--- START ---

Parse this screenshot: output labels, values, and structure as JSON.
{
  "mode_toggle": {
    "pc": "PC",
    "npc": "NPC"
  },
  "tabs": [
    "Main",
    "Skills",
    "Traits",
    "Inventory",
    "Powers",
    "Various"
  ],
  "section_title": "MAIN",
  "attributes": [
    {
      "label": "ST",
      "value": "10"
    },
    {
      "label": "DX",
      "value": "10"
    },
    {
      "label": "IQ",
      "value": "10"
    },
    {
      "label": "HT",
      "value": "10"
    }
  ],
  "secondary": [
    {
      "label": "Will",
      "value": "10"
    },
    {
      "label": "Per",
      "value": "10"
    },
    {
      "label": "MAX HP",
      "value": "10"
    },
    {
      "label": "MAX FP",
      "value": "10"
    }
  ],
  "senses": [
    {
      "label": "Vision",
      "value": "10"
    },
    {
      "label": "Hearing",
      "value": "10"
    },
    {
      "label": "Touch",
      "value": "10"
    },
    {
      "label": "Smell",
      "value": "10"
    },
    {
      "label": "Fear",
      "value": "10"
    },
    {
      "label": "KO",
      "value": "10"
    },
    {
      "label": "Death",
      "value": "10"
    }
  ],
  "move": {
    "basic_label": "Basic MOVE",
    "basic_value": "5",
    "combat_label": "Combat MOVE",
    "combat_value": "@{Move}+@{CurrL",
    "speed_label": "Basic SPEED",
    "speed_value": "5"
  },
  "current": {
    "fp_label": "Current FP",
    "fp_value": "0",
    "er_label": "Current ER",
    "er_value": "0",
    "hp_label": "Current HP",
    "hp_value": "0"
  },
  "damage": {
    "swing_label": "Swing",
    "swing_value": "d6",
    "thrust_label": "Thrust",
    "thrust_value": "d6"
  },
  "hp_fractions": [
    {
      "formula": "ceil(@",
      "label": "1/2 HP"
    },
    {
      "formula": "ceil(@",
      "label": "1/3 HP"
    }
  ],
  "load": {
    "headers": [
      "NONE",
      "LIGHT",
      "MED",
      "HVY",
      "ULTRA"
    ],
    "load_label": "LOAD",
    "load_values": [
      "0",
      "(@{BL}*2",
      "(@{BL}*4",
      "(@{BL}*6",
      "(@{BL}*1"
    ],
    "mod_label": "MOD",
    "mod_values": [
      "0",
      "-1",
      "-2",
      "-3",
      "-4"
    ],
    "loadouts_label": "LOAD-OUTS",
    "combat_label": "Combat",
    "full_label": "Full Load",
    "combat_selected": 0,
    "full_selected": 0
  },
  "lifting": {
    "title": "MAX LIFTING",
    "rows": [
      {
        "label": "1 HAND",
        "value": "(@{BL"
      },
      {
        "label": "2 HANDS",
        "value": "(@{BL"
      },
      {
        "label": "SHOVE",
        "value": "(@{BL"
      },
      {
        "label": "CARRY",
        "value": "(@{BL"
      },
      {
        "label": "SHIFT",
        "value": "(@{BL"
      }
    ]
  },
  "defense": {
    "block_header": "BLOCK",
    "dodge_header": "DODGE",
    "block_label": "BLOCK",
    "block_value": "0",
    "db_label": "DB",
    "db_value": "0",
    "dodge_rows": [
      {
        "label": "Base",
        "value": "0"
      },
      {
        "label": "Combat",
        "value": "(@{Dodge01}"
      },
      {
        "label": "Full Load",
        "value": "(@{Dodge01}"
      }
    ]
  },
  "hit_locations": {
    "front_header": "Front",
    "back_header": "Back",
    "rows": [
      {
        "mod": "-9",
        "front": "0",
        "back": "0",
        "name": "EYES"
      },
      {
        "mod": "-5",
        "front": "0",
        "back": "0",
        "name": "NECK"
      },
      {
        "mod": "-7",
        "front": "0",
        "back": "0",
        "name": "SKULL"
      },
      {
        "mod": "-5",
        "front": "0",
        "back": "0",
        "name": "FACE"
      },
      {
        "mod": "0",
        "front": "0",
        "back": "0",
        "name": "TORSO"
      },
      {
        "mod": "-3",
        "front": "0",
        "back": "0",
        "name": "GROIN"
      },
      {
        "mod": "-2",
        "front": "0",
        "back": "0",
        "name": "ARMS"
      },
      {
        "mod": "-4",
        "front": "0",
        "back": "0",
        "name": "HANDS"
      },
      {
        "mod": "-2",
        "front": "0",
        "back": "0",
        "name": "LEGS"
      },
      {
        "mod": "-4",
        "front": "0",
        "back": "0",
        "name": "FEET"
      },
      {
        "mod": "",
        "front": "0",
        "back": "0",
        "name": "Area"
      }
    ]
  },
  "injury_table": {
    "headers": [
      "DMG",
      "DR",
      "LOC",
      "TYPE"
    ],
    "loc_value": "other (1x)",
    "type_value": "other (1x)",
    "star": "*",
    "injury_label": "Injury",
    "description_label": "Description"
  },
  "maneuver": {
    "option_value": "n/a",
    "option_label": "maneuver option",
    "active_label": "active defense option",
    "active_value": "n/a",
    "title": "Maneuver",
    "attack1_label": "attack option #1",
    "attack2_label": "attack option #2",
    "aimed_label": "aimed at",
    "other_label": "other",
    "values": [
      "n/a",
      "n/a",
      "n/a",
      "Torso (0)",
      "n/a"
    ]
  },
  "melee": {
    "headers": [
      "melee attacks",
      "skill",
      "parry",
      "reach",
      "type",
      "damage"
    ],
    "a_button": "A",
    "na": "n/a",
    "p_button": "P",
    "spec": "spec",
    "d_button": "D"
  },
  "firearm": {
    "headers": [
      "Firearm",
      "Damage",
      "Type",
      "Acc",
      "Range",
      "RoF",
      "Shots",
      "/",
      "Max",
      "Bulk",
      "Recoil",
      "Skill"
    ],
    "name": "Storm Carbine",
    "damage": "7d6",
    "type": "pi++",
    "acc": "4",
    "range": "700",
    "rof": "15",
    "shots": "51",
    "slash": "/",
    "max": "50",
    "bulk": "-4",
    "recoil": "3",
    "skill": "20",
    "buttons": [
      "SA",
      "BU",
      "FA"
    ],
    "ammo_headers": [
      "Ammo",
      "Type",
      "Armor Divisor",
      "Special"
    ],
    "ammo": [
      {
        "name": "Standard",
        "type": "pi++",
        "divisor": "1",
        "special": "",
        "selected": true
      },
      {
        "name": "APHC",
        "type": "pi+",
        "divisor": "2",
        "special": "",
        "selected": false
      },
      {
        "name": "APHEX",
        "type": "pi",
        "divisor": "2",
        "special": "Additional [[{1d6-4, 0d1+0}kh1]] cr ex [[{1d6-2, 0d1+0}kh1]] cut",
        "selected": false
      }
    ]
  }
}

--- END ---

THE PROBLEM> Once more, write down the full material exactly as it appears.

EXERCISE RESPONSE>
Parse this screenshot: output labels, values, and structure as JSON.
{
  "mode_toggle": {
    "pc": "PC",
    "npc": "NPC"
  },
  "tabs": [
    "Main",
    "Skills",
    "Traits",
    "Inventory",
    "Powers",
    "Various"
  ],
  "section_title": "MAIN",
  "attributes": [
    {
      "label": "ST",
      "value": "10"
    },
    {
      "label": "DX",
      "value": "10"
    },
    {
      "label": "IQ",
      "value": "10"
    },
    {
      "label": "HT",
      "value": "10"
    }
  ],
  "secondary": [
    {
      "label": "Will",
      "value": "10"
    },
    {
      "label": "Per",
      "value": "10"
    },
    {
      "label": "MAX HP",
      "value": "10"
    },
    {
      "label": "MAX FP",
      "value": "10"
    }
  ],
  "senses": [
    {
      "label": "Vision",
      "value": "10"
    },
    {
      "label": "Hearing",
      "value": "10"
    },
    {
      "label": "Touch",
      "value": "10"
    },
    {
      "label": "Smell",
      "value": "10"
    },
    {
      "label": "Fear",
      "value": "10"
    },
    {
      "label": "KO",
      "value": "10"
    },
    {
      "label": "Death",
      "value": "10"
    }
  ],
  "move": {
    "basic_label": "Basic MOVE",
    "basic_value": "5",
    "combat_label": "Combat MOVE",
    "combat_value": "@{Move}+@{CurrL",
    "speed_label": "Basic SPEED",
    "speed_value": "5"
  },
  "current": {
    "fp_label": "Current FP",
    "fp_value": "0",
    "er_label": "Current ER",
    "er_value": "0",
    "hp_label": "Current HP",
    "hp_value": "0"
  },
  "damage": {
    "swing_label": "Swing",
    "swing_value": "d6",
    "thrust_label": "Thrust",
    "thrust_value": "d6"
  },
  "hp_fractions": [
    {
      "formula": "ceil(@",
      "label": "1/2 HP"
    },
    {
      "formula": "ceil(@",
      "label": "1/3 HP"
    }
  ],
  "load": {
    "headers": [
      "NONE",
      "LIGHT",
      "MED",
      "HVY",
      "ULTRA"
    ],
    "load_label": "LOAD",
    "load_values": [
      "0",
      "(@{BL}*2",
      "(@{BL}*4",
      "(@{BL}*6",
      "(@{BL}*1"
    ],
    "mod_label": "MOD",
    "mod_values": [
      "0",
      "-1",
      "-2",
      "-3",
      "-4"
    ],
    "loadouts_label": "LOAD-OUTS",
    "combat_label": "Combat",
    "full_label": "Full Load",
    "combat_selected": 0,
    "full_selected": 0
  },
  "lifting": {
    "title": "MAX LIFTING",
    "rows": [
      {
        "label": "1 HAND",
        "value": "(@{BL"
      },
      {
        "label": "2 HANDS",
        "value": "(@{BL"
      },
      {
        "label": "SHOVE",
        "value": "(@{BL"
      },
      {
        "label": "CARRY",
        "value": "(@{BL"
      },
      {
        "label": "SHIFT",
        "value": "(@{BL"
      }
    ]
  },
  "defense": {
    "block_header": "BLOCK",
    "dodge_header": "DODGE",
    "block_label": "BLOCK",
    "block_value": "0",
    "db_label": "DB",
    "db_value": "0",
    "dodge_rows": [
      {
        "label": "Base",
        "value": "0"
      },
      {
        "label": "Combat",
        "value": "(@{Dodge01}"
      },
      {
        "label": "Full Load",
        "value": "(@{Dodge01}"
      }
    ]
  },
  "hit_locations": {
    "front_header": "Front",
    "back_header": "Back",
    "rows": [
      {
        "mod": "-9",
        "front": "0",
        "back": "0",
        "name": "EYES"
      },
      {
        "mod": "-5",
        "front": "0",
        "back": "0",
        "name": "NECK"
      },
      {
        "mod": "-7",
        "front": "0",
        "back": "0",
        "name": "SKULL"
      },
      {
        "mod": "-5",
        "front": "0",
        "back": "0",
        "name": "FACE"
      },
      {
        "mod": "0",
        "front": "0",
        "back": "0",
        "name": "TORSO"
      },
      {
        "mod": "-3",
        "front": "0",
        "back": "0",
        "name": "GROIN"
      },
      {
        "mod": "-2",
        "front": "0",
        "back": "0",
        "name": "ARMS"
      },
      {
        "mod": "-4",
        "front": "0",
        "back": "0",
        "name": "HANDS"
      },
      {
        "mod": "-2",
        "front": "0",
        "back": "0",
        "name": "LEGS"
      },
      {
        "mod": "-4",
        "front": "0",
        "back": "0",
        "name": "FEET"
      },
      {
        "mod": "",
        "front": "0",
        "back": "0",
        "name": "Area"
      }
    ]
  },
  "injury_table": {
    "headers": [
      "DMG",
      "DR",
      "LOC",
      "TYPE"
    ],
    "loc_value": "other (1x)",
    "type_value": "other (1x)",
    "star": "*",
    "injury_label": "Injury",
    "description_label": "Description"
  },
  "maneuver": {
    "option_value": "n/a",
    "option_label": "maneuver option",
    "active_label": "active defense option",
    "active_value": "n/a",
    "title": "Maneuver",
    "attack1_label": "attack option #1",
    "attack2_label": "attack option #2",
    "aimed_label": "aimed at",
    "other_label": "other",
    "values": [
      "n/a",
      "n/a",
      "n/a",
      "Torso (0)",
      "n/a"
    ]
  },
  "melee": {
    "headers": [
      "melee attacks",
      "skill",
      "parry",
      "reach",
      "type",
      "damage"
    ],
    "a_button": "A",
    "na": "n/a",
    "p_button": "P",
    "spec": "spec",
    "d_button": "D"
  },
  "firearm": {
    "headers": [
      "Firearm",
      "Damage",
      "Type",
      "Acc",
      "Range",
      "RoF",
      "Shots",
      "/",
      "Max",
      "Bulk",
      "Recoil",
      "Skill"
    ],
    "name": "Storm Carbine",
    "damage": "7d6",
    "type": "pi++",
    "acc": "4",
    "range": "700",
    "rof": "15",
    "shots": "51",
    "slash": "/",
    "max": "50",
    "bulk": "-4",
    "recoil": "3",
    "skill": "20",
    "buttons": [
      "SA",
      "BU",
      "FA"
    ],
    "ammo_headers": [
      "Ammo",
      "Type",
      "Armor Divisor",
      "Special"
    ],
    "ammo": [
      {
        "name": "Standard",
        "type": "pi++",
        "divisor": "1",
        "special": "",
        "selected": true
      },
      {
        "name": "APHC",
        "type": "pi+",
        "divisor": "2",
        "special": "",
        "selected": false
      },
      {
        "name": "APHEX",
        "type": "pi",
        "divisor": "2",
        "special": "Additional [[{1d6-4, 0d1+0}kh1]] cr ex [[{1d6-2, 0d1+0}kh1]] cut",
        "selected": false
      }
    ]
  }
}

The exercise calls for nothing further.